Find the city view of Soul taken with T/S Lens.
Robert Koehler writes and takes photograph for Seoul-based publishing company Seoul Selection,
where he is the editor-in-chief of the monthly magazine SEOUL.
A native of Long Island, New York, he has lived in Korea since 1997.
FIND THE CITY VIEW OF SOUL TAKEN WITH T/S LENS.
Written by Robert Koehler
Few objects made by human hand fascinate, awe and terrify like the skyscraper.
The moment you step foot outside of Manhattan’s Penn Station, for example, your gaze is drawn upward, toward the heavens,
towards the tops of man-made valleys lined by towering cliffs of concrete, glass and steel.
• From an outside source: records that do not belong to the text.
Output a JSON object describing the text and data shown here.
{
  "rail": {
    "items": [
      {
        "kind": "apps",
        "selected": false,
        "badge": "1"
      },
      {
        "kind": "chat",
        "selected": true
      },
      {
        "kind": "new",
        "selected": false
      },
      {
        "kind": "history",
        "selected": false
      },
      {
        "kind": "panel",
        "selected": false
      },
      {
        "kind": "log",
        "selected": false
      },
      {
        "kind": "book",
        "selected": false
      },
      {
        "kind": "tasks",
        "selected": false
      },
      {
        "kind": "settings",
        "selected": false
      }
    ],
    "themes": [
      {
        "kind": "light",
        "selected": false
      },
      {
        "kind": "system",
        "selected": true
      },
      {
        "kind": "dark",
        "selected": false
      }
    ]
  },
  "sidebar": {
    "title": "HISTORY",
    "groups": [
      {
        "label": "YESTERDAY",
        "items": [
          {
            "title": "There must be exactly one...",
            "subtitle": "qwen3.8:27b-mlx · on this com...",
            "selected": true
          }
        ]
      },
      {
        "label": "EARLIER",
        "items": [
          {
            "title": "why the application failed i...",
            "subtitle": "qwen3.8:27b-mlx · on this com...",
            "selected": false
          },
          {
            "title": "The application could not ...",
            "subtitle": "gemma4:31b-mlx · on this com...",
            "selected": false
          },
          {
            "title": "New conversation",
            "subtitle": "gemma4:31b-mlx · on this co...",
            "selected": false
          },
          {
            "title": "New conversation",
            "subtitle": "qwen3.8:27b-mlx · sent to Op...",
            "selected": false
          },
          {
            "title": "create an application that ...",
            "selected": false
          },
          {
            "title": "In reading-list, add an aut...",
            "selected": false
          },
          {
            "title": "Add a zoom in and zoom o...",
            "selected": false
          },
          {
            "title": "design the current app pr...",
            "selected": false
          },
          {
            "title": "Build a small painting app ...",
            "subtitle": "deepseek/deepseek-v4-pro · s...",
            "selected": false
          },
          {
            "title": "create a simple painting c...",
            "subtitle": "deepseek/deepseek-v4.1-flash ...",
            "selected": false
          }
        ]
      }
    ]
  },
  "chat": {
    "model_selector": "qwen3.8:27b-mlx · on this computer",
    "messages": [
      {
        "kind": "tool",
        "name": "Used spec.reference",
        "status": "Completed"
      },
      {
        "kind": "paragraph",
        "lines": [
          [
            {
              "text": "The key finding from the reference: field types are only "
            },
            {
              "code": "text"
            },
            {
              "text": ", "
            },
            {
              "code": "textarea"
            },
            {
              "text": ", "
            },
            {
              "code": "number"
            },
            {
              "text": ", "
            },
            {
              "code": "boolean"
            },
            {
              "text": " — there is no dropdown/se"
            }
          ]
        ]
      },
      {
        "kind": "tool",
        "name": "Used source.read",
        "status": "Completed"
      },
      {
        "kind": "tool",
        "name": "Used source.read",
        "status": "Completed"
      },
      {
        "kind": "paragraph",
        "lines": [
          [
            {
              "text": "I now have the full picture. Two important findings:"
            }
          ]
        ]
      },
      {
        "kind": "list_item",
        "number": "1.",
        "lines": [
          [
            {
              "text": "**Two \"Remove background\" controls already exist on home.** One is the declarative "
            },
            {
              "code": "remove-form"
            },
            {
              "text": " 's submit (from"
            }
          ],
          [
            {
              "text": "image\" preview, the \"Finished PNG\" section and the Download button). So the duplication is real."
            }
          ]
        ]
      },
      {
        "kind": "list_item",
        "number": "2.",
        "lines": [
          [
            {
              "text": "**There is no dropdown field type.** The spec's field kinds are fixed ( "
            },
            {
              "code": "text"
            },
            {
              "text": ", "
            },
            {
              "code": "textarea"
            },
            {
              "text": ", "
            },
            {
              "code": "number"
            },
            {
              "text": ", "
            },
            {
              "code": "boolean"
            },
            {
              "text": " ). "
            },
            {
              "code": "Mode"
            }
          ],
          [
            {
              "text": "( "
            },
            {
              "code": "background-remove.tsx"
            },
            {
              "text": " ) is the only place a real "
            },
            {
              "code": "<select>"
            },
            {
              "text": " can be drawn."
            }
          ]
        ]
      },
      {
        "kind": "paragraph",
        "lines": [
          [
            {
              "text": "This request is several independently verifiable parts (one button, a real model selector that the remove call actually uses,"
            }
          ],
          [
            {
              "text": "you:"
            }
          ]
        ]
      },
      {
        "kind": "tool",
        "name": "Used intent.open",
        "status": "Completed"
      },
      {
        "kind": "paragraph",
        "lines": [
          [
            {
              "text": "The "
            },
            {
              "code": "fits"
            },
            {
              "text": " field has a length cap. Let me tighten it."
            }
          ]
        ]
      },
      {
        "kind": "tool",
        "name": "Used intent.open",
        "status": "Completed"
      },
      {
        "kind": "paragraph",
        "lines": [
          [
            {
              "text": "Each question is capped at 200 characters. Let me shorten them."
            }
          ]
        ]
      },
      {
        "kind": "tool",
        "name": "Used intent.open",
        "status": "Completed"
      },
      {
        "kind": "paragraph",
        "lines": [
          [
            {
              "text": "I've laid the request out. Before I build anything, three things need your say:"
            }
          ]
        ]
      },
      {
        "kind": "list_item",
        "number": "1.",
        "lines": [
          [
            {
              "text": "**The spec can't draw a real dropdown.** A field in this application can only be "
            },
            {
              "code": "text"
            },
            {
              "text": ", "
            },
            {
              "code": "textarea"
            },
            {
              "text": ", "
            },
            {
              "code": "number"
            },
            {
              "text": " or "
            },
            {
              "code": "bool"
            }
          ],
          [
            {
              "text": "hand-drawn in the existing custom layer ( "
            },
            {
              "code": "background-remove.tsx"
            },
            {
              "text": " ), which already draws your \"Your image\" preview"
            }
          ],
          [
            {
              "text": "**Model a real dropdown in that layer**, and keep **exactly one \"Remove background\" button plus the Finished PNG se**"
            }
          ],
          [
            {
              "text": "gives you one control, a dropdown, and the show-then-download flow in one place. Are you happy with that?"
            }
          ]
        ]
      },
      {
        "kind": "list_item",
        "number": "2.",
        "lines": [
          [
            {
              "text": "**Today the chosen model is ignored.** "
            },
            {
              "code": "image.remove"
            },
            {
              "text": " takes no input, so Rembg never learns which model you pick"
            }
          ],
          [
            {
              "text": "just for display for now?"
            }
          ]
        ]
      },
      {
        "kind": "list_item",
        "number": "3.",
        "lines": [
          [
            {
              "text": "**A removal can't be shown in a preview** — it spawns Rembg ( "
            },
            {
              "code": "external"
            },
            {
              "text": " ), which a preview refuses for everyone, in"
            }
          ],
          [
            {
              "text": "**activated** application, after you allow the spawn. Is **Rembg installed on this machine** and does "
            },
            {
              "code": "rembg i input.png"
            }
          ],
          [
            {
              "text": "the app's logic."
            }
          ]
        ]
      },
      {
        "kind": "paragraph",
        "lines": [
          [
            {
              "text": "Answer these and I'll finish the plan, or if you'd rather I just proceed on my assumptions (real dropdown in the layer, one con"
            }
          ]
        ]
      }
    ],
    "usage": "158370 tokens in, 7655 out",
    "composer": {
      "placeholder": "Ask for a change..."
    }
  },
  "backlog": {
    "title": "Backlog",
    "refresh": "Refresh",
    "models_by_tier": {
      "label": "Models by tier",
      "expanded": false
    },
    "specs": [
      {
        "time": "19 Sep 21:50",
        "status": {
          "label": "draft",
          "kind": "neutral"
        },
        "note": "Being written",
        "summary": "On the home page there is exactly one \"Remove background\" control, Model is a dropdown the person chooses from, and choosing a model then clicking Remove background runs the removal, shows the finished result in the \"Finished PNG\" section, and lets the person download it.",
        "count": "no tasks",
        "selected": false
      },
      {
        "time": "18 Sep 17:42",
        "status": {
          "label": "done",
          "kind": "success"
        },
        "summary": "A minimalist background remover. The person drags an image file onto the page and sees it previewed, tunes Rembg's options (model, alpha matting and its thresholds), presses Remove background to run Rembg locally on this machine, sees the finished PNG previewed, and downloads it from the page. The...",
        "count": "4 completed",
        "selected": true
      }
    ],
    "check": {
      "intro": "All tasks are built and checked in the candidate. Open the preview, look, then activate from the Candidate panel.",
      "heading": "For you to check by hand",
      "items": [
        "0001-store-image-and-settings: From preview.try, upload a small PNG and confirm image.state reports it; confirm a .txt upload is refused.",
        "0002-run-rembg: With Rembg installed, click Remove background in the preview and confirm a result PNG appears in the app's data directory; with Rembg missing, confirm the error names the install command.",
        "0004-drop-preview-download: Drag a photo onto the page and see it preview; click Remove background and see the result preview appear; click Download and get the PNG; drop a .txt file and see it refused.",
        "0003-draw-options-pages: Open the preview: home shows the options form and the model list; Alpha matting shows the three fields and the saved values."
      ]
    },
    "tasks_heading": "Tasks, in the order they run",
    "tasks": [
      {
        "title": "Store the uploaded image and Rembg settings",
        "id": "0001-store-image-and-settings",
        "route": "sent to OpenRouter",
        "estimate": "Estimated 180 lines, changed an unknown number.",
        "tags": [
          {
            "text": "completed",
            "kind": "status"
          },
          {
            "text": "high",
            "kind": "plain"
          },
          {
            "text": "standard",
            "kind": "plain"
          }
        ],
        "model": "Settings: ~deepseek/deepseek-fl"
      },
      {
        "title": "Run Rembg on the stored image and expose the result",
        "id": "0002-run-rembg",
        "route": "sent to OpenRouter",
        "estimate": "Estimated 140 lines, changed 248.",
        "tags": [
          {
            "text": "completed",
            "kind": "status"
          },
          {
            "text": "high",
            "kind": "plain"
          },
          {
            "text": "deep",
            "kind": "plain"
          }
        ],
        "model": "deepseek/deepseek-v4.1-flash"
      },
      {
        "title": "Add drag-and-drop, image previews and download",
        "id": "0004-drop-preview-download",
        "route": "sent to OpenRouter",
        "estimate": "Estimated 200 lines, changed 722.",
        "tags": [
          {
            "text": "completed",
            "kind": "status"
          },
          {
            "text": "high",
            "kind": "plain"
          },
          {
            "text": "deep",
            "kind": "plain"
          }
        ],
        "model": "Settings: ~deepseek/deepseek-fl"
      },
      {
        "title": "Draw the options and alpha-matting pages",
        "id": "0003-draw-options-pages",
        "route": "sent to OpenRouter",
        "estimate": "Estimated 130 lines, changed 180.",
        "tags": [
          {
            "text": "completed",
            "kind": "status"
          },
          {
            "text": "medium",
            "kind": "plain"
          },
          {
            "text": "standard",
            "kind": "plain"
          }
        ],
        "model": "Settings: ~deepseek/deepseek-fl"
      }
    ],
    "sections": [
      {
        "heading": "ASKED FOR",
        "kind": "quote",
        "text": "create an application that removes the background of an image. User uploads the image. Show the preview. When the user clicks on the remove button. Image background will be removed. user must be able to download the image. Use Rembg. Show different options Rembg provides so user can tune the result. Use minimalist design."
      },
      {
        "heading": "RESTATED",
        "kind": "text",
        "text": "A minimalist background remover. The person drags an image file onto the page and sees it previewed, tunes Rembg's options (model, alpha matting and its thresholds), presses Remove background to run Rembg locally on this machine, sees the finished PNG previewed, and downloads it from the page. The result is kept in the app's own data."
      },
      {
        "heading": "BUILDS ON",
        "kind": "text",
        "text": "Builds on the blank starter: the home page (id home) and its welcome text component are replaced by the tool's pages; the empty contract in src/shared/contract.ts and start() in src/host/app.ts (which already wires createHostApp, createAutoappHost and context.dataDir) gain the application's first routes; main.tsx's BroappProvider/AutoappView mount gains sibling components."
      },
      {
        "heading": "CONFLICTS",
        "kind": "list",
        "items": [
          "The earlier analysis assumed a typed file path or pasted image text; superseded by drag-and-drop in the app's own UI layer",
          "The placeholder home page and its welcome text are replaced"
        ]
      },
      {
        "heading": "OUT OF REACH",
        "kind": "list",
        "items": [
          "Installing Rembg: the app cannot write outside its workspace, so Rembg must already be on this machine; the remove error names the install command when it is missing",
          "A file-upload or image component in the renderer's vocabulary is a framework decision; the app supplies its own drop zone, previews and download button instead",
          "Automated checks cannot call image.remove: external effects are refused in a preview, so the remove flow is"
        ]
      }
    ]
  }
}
In that instance, existence breaks its bond to the terrestrial plane. Life becomes vertical. To view a skyline is like gazing upon a flying city.
Though the United States birthed the skyscraper, it is in the great cities of Asia where high-rise towers are truly flourishing.
China alone completed 705 skyscrapers over 200 meters tall in 2017, according to the Council on Tall Buildings and Urban Habitat. Korea, too, completed seven such towers last year, the third most behind China and the United States.
Home to many of Korea’s tallest buildings, including the recently completed Lotte World Tower, the fifth tallest building in the world at 555 meters, Seoul presents plenty of opportunities to photograph high-rises, both from above and below. For me, skyscrapers are strong, imposing subjects, the figures they cut against the horizon symbolizing the heights of ambition and human achievement. They are excellent platforms from which to shoot, too, vantage points with unparalleled views of the city below.
A sprawling city akin to Los Angeles, Seoul isn’t quite as vertical as New York, and its skyscrapers aren’t nearly as old – the Big Apple’s distinctive skyline goes back to at least the early 20th century. What Seoul’s cityscape has, though, is a youthful energy. If New York is a city of Gothic spires and Art Deco facades, Seoul is a city of soaring glass and steel, of digital light reflected in towering curtain walls, a city that offers a glimpse of the future.
a New Yorker, I feel an affinity for the Yeouido district, where the dense cluster of skyscrapers, many the headquarters of securities firms and other financial institutions, recalls the awesome verticality of Manhattan.
The observation deck of the 249 meter high 63 Building offers some of the best views in Seoul, not to mention some opportunities to have fun with the Samyang TS 24mm, using its tilt function to create diorama illusions of the city below. Open roof tops also provide vantage points to take in Yeouido’s glass and steel forest.
From below, the reflecting ponds of Yeouido Park and Yeouido Hangang Park beckon the cityscape photographer. The Samyang TS 24mm’s shift function comes in really handy here – it not only keeps my vertical lines straight, but also makes makes wonderful panoramas without the distortion that occurs when using non-TS lenses.
One of the world’s tallest skyscrapers, the Lotte World Tower naturally draws plenty of photographers. I enjoy shooting from the top of the tower and photographing the tower itself from the neighborhoods below. Seokchon Lake is an obvious spot from which to shoot, especially at night, when water reflects the tower’s colorful lights. The Lotte World Tower is big, it goes without saying, but again, the Samyang TS 24mm makes shooting panoramas easy.
Though the newer, posher neighborhoods south of the Hangang River host many of Seoul’s skyscrapers, the older, grittier districts north of the river boast many skyscrapers, too. In the historical Jongno, Myeong-dong and Eulijiro districts, the old commercial center of the city, soaring glass towers loom over webs of alleyways illuminated with the glow of neon and LED light. Around Gwanghwamun, high-rise office towers coexist in uneasy harmony with royal palaces and Confucian shrines centuries old. Here, every rooftop, every alleyway, every window tells a story, a story of a city running towards tomorrow, even with one foot firmly planted in the past.